╔══
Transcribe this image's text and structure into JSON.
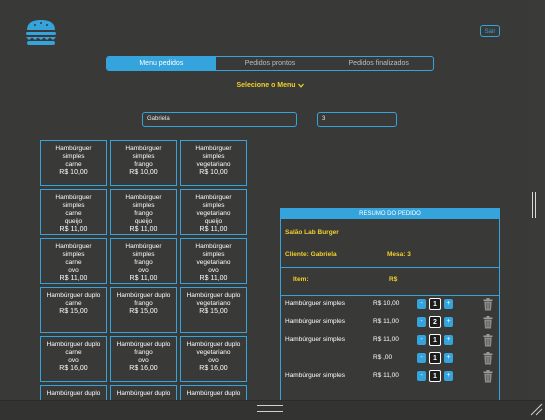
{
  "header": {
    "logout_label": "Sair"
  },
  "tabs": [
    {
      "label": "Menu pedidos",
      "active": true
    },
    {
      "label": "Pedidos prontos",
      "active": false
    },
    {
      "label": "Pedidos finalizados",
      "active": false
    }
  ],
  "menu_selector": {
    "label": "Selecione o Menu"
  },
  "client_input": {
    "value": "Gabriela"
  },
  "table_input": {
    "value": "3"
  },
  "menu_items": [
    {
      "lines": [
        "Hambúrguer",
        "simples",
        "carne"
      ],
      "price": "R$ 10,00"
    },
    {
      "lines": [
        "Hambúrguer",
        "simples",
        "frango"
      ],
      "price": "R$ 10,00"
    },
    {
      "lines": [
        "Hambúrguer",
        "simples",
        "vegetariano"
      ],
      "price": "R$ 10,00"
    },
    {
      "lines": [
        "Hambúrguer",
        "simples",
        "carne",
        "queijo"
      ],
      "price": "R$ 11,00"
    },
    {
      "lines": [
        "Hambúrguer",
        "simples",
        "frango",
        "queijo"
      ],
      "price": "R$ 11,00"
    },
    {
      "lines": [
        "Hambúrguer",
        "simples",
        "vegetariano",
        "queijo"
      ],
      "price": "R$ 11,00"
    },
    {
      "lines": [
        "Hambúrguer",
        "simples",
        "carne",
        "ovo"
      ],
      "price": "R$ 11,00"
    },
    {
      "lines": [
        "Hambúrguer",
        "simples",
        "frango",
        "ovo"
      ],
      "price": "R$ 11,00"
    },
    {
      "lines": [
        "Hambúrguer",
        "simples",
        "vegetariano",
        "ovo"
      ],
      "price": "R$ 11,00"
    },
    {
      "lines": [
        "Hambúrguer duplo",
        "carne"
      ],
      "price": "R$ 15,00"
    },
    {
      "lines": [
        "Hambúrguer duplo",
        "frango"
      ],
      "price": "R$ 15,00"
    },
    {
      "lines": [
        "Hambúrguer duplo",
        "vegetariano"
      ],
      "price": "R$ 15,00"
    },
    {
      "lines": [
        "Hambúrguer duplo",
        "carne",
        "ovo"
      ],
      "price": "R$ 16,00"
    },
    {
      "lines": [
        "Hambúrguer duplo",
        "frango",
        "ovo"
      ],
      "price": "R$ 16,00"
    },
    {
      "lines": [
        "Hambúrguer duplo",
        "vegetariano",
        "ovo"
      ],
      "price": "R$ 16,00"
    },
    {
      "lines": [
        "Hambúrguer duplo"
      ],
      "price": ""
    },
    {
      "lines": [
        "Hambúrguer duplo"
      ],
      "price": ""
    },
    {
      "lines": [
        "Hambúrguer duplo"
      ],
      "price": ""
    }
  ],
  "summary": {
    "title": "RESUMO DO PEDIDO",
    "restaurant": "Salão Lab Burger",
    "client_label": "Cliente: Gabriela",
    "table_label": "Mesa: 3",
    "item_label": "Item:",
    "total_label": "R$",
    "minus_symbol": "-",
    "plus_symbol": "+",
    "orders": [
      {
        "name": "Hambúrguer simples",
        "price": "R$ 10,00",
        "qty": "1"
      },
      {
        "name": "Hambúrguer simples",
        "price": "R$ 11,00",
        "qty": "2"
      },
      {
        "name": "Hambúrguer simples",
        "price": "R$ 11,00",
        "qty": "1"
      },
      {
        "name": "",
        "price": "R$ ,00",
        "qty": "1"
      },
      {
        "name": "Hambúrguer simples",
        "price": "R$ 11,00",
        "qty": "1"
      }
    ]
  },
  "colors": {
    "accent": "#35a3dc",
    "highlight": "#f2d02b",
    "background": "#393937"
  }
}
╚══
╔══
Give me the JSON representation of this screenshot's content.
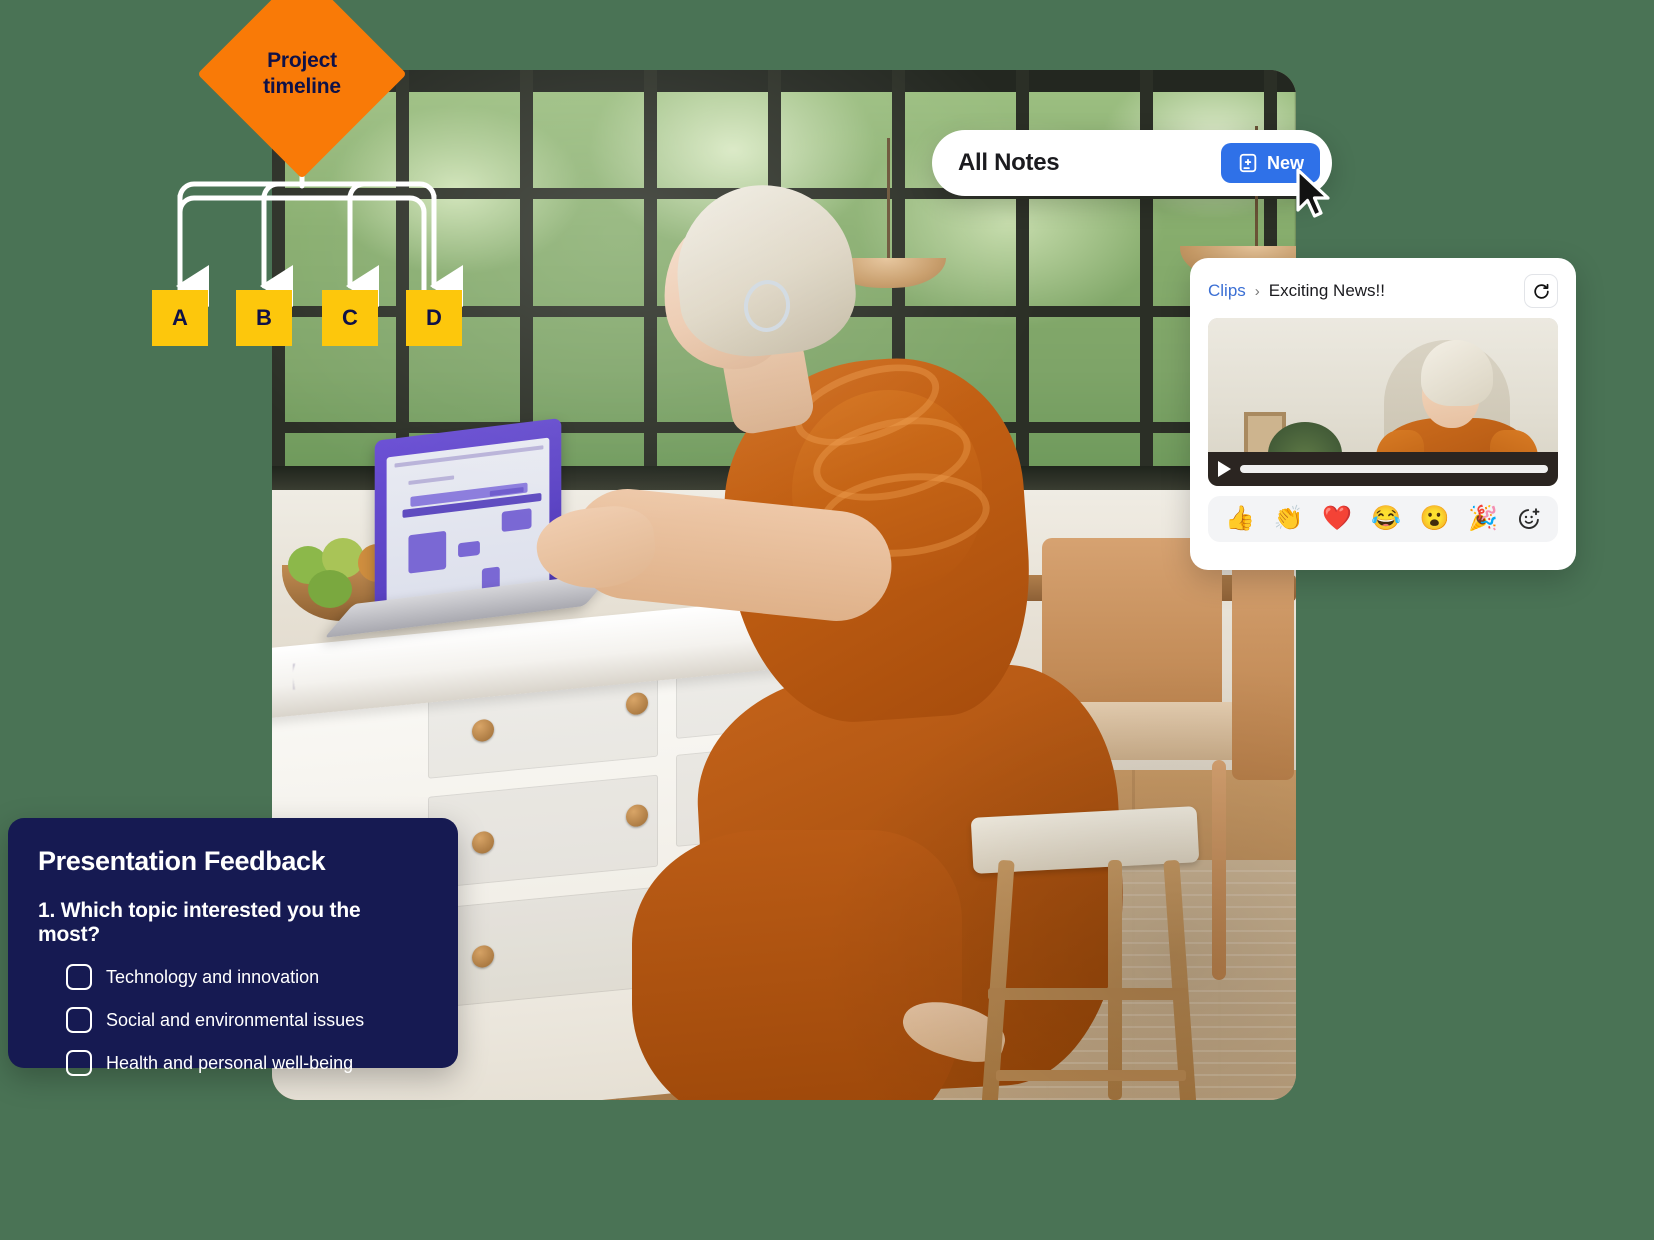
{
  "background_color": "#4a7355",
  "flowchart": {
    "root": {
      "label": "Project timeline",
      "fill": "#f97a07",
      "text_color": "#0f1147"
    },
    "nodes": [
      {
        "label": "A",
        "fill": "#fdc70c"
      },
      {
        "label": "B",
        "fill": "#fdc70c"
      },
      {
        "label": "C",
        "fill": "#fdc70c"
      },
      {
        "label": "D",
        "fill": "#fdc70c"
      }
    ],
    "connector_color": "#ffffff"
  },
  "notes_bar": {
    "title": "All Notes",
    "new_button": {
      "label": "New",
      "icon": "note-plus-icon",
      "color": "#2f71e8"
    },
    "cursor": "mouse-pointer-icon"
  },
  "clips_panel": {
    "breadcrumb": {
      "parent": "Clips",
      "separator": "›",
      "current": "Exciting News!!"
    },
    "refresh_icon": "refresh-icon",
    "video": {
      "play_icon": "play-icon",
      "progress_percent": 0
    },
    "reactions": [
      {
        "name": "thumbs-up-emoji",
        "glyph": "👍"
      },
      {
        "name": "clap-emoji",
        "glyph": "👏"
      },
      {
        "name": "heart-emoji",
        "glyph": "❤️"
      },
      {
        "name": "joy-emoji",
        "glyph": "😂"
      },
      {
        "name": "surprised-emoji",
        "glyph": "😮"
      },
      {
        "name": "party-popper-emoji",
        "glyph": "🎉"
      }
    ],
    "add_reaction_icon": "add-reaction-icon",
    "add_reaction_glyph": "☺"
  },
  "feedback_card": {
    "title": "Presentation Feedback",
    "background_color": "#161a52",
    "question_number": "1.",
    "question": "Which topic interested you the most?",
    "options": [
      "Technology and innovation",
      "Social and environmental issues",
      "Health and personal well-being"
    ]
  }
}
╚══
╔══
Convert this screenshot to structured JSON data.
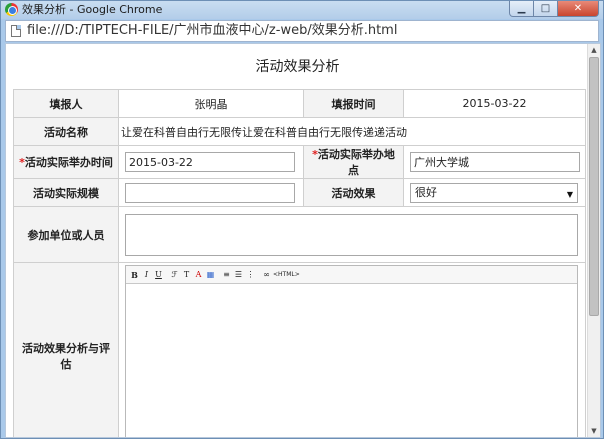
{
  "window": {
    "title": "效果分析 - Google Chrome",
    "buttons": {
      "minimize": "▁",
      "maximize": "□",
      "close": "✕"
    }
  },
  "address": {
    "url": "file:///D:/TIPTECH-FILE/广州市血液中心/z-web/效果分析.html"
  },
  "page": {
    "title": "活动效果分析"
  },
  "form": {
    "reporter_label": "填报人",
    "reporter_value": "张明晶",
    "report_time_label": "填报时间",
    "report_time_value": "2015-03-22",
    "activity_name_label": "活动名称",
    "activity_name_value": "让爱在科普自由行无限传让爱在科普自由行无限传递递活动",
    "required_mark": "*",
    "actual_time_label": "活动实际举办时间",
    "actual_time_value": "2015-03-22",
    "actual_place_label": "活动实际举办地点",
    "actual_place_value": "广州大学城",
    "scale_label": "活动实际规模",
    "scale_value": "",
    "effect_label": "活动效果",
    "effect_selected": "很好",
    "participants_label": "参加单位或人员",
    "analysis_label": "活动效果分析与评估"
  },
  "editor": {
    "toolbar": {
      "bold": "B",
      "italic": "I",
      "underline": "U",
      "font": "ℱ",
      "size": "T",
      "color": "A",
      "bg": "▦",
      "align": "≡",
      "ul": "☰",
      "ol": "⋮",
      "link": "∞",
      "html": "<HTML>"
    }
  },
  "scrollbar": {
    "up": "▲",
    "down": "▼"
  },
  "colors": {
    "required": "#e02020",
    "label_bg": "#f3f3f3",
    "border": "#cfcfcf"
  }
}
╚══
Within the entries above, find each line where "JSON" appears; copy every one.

Solution to the exercise
Transcribe this image's text and structure into JSON.
Give me the JSON representation of this screenshot's content.
Convert this screenshot to structured JSON data.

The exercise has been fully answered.